Now that one thinks about it, it couldn’t really have been any other way.
The country, as was often the case with him, cribbing and questioning in the background. The batters scoring 600. And the team failing to win from that position. But Anil Kumble battling on till his body wouldnt do his mind’s willing anymore. One hand hurt going for a catch that would ordinarily have been well left by most in the team. That hand then administered 11 stitches under general anaesthesia. Kumble asking if the stitches could be administered under local anaesthesia ( I need to bowl tomorrow) and being told that it was a medical decision and not a cricketing one. Then coming out to bowl the next day and taking three wickets including a caught and bowled. All this while, as we now know , having decided that the next day would be his last in Tests. Waiting then till the game was safe before informing all that this was it. That every last ounce of effort and grit had been squeezed out by him. He couldn’t take it anymore and didn’t want to let the team down. That yes, there was unfinished business and he wished he was part of it – and he would be there in Nagpur – but not in the team shirt but still with the team spirit.
It really couldn’t have been any other way.
Sportsmen are like that. They crave performance. And the win. What else is there, after all is said and done. But with this man, somehow always plagued with questions, there has always been more.
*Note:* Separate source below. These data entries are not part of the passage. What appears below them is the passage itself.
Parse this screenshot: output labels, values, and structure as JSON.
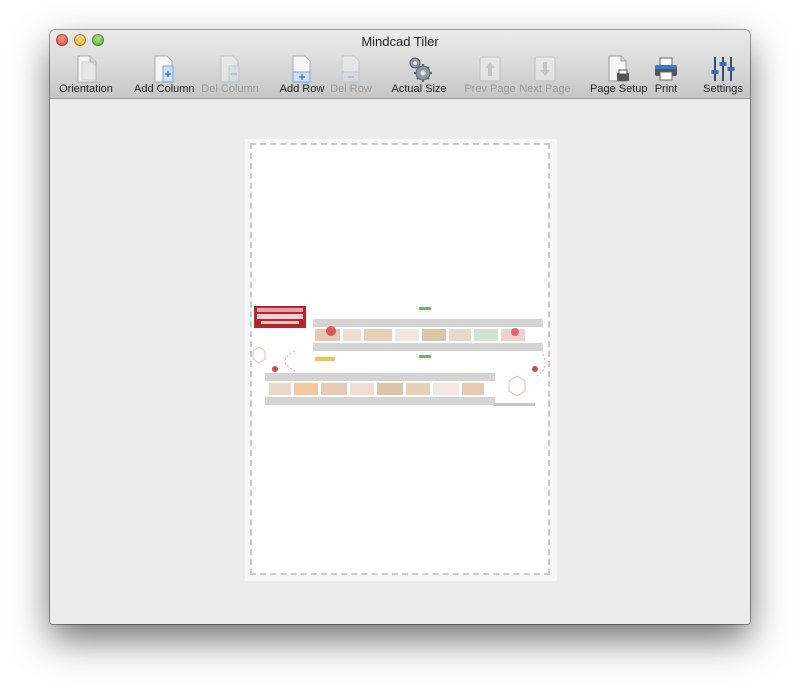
{
  "window": {
    "title": "Mindcad Tiler"
  },
  "toolbar": {
    "orientation": "Orientation",
    "add_column": "Add Column",
    "del_column": "Del Column",
    "add_row": "Add Row",
    "del_row": "Del Row",
    "actual_size": "Actual Size",
    "prev_page": "Prev Page",
    "next_page": "Next Page",
    "page_setup": "Page Setup",
    "print": "Print",
    "settings": "Settings"
  },
  "colors": {
    "accent": "#5b8ad6",
    "disabled": "#9a9a9a",
    "map_red": "#b5252f"
  }
}
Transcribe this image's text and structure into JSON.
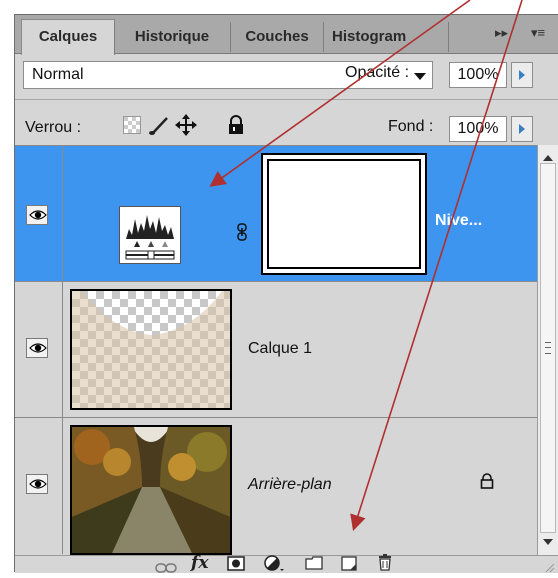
{
  "tabs": [
    {
      "label": "Calques",
      "active": true
    },
    {
      "label": "Historique",
      "active": false
    },
    {
      "label": "Couches",
      "active": false
    },
    {
      "label": "Histogram",
      "active": false
    }
  ],
  "tab_controls": {
    "expand": "▸▸",
    "menu": "▾≡"
  },
  "blend_mode": {
    "value": "Normal"
  },
  "opacity": {
    "label": "Opacité :",
    "value": "100%"
  },
  "lock": {
    "label": "Verrou :",
    "icons": [
      "lock-transparent-icon",
      "lock-brush-icon",
      "lock-move-icon",
      "lock-all-icon"
    ]
  },
  "fill": {
    "label": "Fond :",
    "value": "100%"
  },
  "layers": [
    {
      "name": "Nive...",
      "selected": true,
      "type": "adjustment-levels",
      "visible": true
    },
    {
      "name": "Calque 1",
      "selected": false,
      "type": "pixel",
      "visible": true
    },
    {
      "name": "Arrière-plan",
      "selected": false,
      "type": "background",
      "visible": true,
      "locked": true
    }
  ],
  "bottom_icons": [
    "link-icon",
    "fx-icon",
    "mask-icon",
    "adjustment-icon",
    "group-icon",
    "new-layer-icon",
    "trash-icon"
  ],
  "fx_label": "fx",
  "colors": {
    "selection": "#3d95ef",
    "panel": "#d6d6d6",
    "arrow": "#b03030"
  }
}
India played Australia earlier this year under his captaincy and we remember Sydney but forget Perth way too easily. What does it take to come back from that ? What kind of leader is it that so inspires his men in a foreign land that after 16 wins, its the winning captain who’s inviting criticism ? What kind of man so lives the spirit that when he says that only one team was playing by it , it doesn’t evoke Jardinesque memories? Controversy, dubious umpiring , relentless media pressure, errant behaviour, 0-2 down in the series heading to the favourite turf of the world’s no 1 team. And we won.
And yet we thanklessly questioned.
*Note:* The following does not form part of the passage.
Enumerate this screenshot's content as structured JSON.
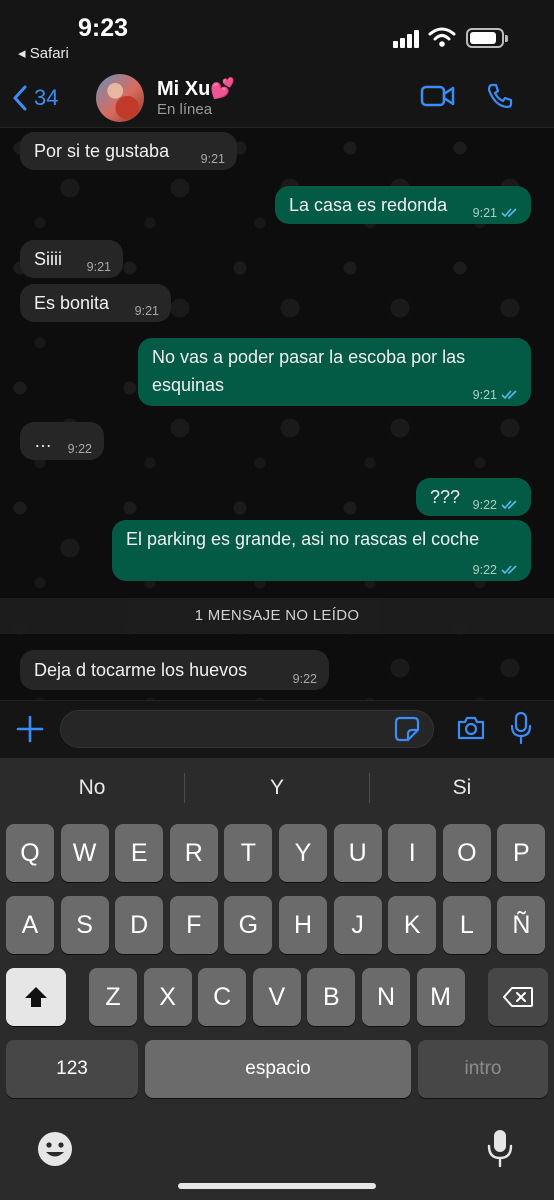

Earlier this series, in Bengaluru, Ricky Ponting called it right and on a no-help pitch , he bowled 40 nagging overs in the first innings to make the Aussie juggernaut seem like a caterpillar crawl. Then the shoulder acted up and he couldnt bowl for a good part of the second. And we told-you-so-ed. And then, with a billion people in the know, he came out to bowl again and as the cameras tried their darndest to help us, we couldn’t catch a grimace. But that we ignored and we looked for turn where no one got any. And we thanklesssly questioned.
But now, he’s gone. And because he wasn’t the kind that marketing gurus would like to project in their infinite wisdom , we won’t see him in too many advertisments , like we haven’t in his career. But he will remain a model.
Many years ago, he did an ad campaign. Here are the details from an India Today story which captured the essence of the man after his 10 for …
Tears stream down Vasanth Raghuvir’s face when she remembers the son she had — and lost. Velan, 19, died on May 21, 1998, his body unequal to the battle his mind waged against his corroding muscles, the degenerative muscular dystrophy. But Raghuvir’s tears fall not just from her grief; they’re her tribute to a little-known love Kumble offered Velan with the same dedication that he brings to his bowling.
Raghuvir does not try to understand the bond Anil Kumble shared with her dying son. “All I know is that he made a tremendous impact on Velan during the last year of his life,” says Raghuvir. For, that year Kumble was Velan’s life support, visiting him frequently, talking to him or when he couldn’t speak, simply being with him. She recalls a day in December 1997 when her son’s lungs collapsed, his body stricken with pneumonia. Kumble called that day, bound for Sharjah. “We told him Velan was critical and could not talk to him, but Anil insisted we just put the phone close to Velan’s ears and he would talk to Velan,” says Raghuvir. “My son was battling for his life and here was a man who until a few months ago was a complete stranger to all of us infusing him with life, with determination to fight back.” She recounts Kumble’s final visit to her son in his critical state. “It was,” says Raghuvir, “probably the happiest and greatest year in the life of my son.”
Velan, a first-class 2nd year biochemistry student in Chennai, was wheelchair-bound since he was 10 years old, when his wasting muscles took away the use of his legs. One day in May 1997, Raghuvir got talking to Rahul Dravid whom she met at a shop. She explained how she could not take her son to a cricket match because no stadium in India had a ramp, how it was humiliating for him to be carried. Dravid promised to introduce him to Kumble. On the appointed day, the spinner was there — 15 minutes early. “He need not have paid so much attention, but he was hovering around Velan, just being by his side.” Before leaving he fished out a giant autographed poster for Velan. “I can never express the joy I saw on my son’s face at that moment.” It was the start of an uncommon relationship. As it blossomed, Velan one day asked Kumble if he would appear in a campaign to build ramps for buildings. There was no hesitation, just an immediate yes. Kumble flew to Chennai and did a seven-hour shoot, all gratis. “The standing ovation he got for his 10 wickets is not enough, he should be given one every time he walks into a room,” says Raghuvir. “Just for his golden heart.”
Today, he says that in the future he plans to start an academy for budding cricketers. The future seems bright already.
Thank you, Jumbo.